Report each line of the data below in which "Toddlers" appears.

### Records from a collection
--------------------

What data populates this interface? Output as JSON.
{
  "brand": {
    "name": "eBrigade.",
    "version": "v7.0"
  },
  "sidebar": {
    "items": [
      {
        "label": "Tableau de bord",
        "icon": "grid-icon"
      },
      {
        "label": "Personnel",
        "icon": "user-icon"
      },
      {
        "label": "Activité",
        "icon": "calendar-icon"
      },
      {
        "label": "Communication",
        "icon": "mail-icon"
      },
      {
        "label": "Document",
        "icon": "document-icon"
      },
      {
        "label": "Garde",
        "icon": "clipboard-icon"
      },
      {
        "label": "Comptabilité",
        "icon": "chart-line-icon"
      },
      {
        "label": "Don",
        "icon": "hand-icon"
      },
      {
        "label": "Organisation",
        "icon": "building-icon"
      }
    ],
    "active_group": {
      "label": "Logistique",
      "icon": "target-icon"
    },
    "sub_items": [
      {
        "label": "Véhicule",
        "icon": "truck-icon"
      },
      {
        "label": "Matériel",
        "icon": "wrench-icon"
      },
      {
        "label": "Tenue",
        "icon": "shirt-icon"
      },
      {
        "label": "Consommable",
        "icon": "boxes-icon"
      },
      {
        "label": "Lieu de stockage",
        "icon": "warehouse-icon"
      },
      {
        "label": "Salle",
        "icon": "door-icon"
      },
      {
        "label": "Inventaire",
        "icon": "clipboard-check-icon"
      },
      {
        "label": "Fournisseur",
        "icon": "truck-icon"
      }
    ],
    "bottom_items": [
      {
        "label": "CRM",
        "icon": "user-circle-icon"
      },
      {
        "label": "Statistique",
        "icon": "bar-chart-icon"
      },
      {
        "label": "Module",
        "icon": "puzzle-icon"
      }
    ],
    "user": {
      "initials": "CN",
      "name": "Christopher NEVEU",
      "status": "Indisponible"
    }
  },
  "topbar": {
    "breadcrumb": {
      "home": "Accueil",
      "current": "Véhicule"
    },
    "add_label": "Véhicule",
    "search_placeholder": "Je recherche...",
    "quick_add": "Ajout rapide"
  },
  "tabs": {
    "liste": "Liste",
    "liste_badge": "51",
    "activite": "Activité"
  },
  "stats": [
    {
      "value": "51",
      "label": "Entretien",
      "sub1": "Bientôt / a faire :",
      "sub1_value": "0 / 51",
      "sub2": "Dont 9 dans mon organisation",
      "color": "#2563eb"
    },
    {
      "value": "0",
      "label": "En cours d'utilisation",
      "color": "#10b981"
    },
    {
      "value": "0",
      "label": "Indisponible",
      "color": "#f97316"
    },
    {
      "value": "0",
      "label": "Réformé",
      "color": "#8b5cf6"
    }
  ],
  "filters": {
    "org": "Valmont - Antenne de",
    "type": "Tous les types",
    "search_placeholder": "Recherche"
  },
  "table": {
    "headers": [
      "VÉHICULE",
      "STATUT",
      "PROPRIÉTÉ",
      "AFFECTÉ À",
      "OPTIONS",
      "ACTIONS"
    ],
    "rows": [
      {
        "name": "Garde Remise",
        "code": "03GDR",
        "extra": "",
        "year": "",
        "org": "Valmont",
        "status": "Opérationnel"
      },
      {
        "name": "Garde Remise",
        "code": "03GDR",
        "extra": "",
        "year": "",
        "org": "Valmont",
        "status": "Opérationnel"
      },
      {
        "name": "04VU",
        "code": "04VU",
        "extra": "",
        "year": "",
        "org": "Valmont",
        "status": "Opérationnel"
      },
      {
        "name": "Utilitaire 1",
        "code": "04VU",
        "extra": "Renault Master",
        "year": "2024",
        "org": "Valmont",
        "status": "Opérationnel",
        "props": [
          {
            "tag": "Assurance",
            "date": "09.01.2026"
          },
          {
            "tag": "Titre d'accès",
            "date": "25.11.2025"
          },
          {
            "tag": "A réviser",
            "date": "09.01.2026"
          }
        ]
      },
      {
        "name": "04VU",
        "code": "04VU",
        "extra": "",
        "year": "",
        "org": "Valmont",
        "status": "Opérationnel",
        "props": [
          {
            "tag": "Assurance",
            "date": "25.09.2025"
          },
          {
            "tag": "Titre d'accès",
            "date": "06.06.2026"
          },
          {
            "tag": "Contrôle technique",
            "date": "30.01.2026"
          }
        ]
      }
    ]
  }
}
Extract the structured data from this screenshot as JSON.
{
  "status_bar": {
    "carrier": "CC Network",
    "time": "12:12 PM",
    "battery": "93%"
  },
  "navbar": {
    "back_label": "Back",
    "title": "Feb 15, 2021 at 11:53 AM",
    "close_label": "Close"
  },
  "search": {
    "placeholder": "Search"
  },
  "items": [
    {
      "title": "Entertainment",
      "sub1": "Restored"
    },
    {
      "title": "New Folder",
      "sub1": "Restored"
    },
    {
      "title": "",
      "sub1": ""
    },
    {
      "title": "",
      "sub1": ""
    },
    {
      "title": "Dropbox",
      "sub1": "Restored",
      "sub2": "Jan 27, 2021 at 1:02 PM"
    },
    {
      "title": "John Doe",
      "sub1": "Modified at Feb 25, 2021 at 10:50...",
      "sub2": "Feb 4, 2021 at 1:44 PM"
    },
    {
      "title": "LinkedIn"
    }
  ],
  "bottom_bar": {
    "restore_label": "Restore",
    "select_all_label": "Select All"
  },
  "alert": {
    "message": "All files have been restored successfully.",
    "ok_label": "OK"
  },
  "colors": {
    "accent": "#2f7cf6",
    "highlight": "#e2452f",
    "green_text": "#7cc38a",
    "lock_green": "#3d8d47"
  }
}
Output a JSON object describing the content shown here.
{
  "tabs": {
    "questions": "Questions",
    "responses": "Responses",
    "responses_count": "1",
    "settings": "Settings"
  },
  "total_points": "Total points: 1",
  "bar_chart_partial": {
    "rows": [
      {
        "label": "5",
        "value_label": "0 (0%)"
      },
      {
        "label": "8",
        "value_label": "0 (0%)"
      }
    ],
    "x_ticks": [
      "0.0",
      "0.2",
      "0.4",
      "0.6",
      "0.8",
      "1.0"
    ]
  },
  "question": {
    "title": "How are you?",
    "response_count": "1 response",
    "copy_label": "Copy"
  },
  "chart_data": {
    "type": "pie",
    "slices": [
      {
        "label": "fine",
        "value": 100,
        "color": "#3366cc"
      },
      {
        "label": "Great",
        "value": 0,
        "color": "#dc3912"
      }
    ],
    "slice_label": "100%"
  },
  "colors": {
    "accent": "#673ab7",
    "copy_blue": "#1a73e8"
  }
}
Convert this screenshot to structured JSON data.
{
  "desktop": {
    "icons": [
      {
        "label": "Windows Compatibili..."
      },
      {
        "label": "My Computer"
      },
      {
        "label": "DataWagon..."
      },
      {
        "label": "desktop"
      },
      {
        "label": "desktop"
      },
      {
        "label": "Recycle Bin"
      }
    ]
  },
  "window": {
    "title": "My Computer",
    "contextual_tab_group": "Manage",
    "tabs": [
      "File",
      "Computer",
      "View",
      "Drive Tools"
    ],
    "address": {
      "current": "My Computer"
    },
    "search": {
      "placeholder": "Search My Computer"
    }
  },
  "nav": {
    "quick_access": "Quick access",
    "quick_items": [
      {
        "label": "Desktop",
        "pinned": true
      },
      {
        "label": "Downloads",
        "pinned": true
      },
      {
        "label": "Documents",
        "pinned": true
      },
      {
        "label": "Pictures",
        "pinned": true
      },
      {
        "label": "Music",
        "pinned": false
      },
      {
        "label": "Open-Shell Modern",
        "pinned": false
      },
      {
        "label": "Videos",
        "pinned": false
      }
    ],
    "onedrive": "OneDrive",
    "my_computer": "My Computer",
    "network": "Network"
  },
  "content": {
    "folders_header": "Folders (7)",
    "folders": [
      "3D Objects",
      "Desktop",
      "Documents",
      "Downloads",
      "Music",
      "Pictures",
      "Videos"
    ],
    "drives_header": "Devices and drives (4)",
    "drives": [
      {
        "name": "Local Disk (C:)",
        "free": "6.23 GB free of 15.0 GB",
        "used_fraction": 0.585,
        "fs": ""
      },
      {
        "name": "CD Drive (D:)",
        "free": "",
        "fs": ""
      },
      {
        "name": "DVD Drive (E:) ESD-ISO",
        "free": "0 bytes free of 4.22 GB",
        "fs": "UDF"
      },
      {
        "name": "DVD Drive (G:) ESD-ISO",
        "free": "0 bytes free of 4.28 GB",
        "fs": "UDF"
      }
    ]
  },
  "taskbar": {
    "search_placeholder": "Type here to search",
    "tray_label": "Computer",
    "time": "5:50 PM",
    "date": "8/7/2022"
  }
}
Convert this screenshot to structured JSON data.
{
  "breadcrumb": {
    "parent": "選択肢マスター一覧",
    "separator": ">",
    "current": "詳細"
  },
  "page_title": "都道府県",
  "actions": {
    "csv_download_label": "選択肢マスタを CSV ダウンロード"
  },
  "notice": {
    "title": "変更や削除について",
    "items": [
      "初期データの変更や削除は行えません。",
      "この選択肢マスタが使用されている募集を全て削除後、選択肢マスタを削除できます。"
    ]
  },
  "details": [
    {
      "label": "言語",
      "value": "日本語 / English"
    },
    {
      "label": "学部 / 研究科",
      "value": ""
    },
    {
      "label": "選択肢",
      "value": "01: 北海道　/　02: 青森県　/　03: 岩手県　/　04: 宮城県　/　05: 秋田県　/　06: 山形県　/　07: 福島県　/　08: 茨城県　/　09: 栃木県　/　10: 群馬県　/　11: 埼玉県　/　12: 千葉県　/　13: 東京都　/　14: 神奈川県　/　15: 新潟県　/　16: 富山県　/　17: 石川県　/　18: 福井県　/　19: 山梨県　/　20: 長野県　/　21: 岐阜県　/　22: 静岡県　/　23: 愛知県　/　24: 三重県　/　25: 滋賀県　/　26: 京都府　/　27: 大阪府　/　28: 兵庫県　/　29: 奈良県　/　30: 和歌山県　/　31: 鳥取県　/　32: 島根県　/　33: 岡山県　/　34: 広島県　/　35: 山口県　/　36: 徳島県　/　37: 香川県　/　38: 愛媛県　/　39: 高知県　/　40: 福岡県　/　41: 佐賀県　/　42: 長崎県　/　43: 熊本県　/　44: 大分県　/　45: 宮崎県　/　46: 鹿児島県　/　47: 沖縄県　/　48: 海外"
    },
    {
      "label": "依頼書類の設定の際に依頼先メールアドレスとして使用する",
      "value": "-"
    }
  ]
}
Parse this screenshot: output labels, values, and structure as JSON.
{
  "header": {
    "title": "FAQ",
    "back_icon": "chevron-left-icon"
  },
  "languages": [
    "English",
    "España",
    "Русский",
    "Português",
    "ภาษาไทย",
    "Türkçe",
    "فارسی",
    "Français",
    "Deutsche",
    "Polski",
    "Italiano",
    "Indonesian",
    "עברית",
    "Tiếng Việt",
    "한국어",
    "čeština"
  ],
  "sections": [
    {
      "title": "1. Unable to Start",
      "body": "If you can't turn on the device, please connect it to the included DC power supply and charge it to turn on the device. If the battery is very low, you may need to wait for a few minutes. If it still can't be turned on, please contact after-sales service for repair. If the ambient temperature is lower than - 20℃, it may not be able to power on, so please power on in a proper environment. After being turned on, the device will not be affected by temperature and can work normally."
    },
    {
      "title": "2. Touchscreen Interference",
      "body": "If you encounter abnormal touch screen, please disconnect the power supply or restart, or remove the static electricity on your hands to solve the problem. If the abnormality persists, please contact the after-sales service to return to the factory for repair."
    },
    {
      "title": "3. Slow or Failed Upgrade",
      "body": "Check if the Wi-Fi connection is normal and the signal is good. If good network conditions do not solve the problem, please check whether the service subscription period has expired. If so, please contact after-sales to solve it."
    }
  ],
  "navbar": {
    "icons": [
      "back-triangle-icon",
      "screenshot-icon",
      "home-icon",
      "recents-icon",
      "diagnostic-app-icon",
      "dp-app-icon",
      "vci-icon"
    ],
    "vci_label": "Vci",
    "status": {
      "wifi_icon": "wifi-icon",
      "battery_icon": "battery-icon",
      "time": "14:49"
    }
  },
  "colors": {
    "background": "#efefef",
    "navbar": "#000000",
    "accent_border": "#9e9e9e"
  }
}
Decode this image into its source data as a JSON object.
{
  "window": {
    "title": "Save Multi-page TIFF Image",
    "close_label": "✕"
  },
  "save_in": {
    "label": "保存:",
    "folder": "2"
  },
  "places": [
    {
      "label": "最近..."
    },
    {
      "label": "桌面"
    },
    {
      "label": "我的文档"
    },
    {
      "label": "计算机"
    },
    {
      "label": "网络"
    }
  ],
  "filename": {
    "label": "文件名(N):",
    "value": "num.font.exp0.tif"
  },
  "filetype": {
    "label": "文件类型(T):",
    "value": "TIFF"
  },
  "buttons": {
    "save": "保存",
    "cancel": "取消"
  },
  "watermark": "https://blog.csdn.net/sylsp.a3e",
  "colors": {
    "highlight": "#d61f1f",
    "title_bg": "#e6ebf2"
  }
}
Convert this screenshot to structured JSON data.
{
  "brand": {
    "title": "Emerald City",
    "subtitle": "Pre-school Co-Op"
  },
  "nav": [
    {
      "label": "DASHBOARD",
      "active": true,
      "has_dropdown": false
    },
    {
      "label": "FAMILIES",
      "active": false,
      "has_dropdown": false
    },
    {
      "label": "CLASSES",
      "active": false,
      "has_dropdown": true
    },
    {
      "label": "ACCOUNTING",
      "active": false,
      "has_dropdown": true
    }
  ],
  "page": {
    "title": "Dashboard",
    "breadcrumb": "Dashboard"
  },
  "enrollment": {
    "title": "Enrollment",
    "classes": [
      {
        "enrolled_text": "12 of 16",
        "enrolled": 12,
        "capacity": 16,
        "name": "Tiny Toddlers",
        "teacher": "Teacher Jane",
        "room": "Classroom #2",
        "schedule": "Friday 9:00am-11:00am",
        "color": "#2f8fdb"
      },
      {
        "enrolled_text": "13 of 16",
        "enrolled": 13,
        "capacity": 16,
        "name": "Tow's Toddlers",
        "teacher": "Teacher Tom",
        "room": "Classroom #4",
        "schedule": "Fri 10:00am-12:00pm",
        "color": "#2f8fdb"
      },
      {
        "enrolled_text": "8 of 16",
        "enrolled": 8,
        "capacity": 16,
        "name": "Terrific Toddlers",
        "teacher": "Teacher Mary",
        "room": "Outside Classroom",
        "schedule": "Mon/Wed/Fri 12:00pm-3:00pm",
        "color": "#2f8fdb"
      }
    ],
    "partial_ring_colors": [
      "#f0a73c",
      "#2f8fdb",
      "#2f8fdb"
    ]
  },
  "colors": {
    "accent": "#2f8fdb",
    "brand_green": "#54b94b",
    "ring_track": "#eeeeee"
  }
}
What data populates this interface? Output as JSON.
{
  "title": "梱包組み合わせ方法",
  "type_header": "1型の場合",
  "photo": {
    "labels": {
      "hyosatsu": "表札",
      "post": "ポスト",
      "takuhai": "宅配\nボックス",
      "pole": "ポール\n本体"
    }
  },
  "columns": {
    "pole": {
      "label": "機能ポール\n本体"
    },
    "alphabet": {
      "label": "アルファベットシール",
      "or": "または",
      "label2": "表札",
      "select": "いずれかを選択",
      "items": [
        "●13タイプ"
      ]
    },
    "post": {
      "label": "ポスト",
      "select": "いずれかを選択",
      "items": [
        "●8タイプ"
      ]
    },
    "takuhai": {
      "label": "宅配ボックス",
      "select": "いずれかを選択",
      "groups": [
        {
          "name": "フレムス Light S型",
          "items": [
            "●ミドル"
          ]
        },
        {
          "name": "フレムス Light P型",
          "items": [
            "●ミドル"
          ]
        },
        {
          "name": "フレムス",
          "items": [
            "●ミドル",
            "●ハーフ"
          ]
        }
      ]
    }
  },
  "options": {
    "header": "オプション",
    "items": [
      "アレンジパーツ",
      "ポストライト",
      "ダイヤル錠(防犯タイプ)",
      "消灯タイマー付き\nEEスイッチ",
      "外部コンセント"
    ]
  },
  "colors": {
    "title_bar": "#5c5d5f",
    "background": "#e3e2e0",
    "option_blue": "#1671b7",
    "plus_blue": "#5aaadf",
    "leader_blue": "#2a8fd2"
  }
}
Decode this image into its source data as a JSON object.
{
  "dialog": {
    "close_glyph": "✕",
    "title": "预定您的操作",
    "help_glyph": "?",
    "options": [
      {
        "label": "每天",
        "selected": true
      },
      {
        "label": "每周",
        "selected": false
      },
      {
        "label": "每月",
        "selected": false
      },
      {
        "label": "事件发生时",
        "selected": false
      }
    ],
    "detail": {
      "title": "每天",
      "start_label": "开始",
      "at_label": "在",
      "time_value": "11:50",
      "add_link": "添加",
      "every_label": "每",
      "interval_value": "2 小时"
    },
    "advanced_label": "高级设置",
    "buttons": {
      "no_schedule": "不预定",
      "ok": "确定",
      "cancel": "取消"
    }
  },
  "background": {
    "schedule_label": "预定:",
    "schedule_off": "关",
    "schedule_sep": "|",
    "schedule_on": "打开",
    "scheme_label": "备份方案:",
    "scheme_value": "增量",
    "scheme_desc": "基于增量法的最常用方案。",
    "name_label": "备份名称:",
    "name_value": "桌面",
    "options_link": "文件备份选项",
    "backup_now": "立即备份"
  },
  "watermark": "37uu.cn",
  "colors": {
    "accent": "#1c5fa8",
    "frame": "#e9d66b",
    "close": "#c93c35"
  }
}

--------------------

### YOUR SOLUTION
        "name": "Tiny Toddlers",
        "name": "Tow's Toddlers",
        "name": "Terrific Toddlers",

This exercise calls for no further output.